Sausage in Salad?

On a recent trip to the Hillsdale Farmers’ Market, Trevor and I picked up some delicious German sausage from Sweet Briar Farms. Slathered with grainy mustard, they made excellent sausage sandwiches. I stuck the remaining two sausages in freezer.

Later in the week we were given some tender, red-speckled butter lettuce and tasty yellow-fleshed potatoes from our friend Paul who runs an amazing CSA program at a local high school. I knew we could make an excellent salad with these ingredients.

Trevor and I had prepared Cooking Light’s Chicken, Red Potato and Green Bean Salad many times before. It’s like a German Potato Salad on top of greens. And it’s dressed with a tangy whole-grain Dijon vinaigrette. But this time I decided we’d swap out the chicken for one of those Sweet Briar sausages we had tucked away. And it was phenomenal! The mustard in the vinaigrette was so good with the salty sausage.

It was a quick-to-prepare, hearty meal perfect for a warm evening. And the next morning, Trevor pan-fried some of the leftover cooked potatoes with a little dried rosemary. Then he topped them with poached eggs and sliced up sausage. The slightly runny yoke became a silky sauce when mixed with the hot potatoes. We first named it “German Farmhouse Breakfast,” then we decided we liked the name “Hausenfrites” even better. Either way, it was a keeper.


Sweet Briar Farms, Eugene, Ore.

Tuesday, May 4, 2010

Whaddya Do with Parsnips?

Portland has been keeping the weather weird. Rain, sun, thundershowers, hail, rainbows – all in a single day. And today’s high promises to be a record setter –  for the coldest May 4.

So the early spring we saw in March is long gone. And it’s time to get back to casseroles. Before Persephone Farms’ last day at the Farmers’ Market until July, Trevor brought home some potatoes, parsnips and rapini – a slightly bitter green. We used the root vegetables for one of our favorite recipes from the Moosewood New Classics cookbook, Potato Parsnip Gratin. This cheesy dish is perfect for cold winter – or spring – nights.

The trick to making this gratin is to slice the potatoes and parsnips as thinly as possible. You can use a mandoline or really sharp knife. Trevor does a much better job of making really thin slices than I do with his Victorinox /Forschner Chef’s knife. We’re always fighting over who gets to use that knife.

The other trick is adding about 1 cup of cubed ham steak to the gratin. It’s not needed, but it sure is good!

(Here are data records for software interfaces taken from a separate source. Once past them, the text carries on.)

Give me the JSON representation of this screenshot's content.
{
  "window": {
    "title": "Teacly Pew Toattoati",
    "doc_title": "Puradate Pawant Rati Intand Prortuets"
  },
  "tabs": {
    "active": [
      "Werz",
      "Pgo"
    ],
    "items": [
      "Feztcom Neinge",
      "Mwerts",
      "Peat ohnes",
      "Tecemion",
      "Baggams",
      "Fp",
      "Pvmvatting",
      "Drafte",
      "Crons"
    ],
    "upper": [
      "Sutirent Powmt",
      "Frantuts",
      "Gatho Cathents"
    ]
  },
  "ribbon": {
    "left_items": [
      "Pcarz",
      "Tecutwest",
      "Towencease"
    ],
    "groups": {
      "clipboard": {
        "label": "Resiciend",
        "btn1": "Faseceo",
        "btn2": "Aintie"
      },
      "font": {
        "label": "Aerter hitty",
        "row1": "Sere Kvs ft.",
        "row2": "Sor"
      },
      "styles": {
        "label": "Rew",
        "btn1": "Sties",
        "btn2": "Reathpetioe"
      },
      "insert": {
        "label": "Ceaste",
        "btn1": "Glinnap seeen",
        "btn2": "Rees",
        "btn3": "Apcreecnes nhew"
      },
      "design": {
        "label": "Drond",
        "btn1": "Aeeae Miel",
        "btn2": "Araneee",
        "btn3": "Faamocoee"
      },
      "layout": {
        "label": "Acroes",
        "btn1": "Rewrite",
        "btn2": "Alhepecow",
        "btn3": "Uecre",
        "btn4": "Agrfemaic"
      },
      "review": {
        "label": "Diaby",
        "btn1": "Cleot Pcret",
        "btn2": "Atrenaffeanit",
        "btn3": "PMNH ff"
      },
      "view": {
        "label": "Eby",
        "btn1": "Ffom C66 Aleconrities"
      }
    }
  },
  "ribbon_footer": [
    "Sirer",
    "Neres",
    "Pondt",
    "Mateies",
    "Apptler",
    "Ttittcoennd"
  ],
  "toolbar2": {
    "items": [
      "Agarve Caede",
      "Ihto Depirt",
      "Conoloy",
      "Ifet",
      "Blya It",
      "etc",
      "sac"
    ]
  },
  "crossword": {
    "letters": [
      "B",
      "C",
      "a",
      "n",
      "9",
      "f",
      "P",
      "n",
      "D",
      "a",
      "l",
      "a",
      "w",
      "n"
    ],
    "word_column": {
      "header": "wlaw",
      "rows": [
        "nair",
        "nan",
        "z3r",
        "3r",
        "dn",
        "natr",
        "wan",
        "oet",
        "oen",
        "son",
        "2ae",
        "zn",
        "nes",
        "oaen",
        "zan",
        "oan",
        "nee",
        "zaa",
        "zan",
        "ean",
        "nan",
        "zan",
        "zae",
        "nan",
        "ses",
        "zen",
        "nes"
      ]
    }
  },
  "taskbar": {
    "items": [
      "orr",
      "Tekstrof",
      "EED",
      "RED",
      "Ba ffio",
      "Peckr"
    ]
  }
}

This recipe also calls for thyme, which we have in our herb garden, and shallots and garlic, which still have in our root cellar. When we last made this recipe we used some pink-fleshed potatoes along with Yellow Finn and I think it made the casserole prettier.

We also lightly sautéed some rapini and garlic to eat with the gratin. It’s important not to cook the rapini for too long otherwise it will become bitter. While I love casseroles, I’m definitely looking forward to warmer weather and eating more spring vegetables. Since Persephone won’t be at the market until the summer, we’ll be shopping at other stands. And reporting in on what we make.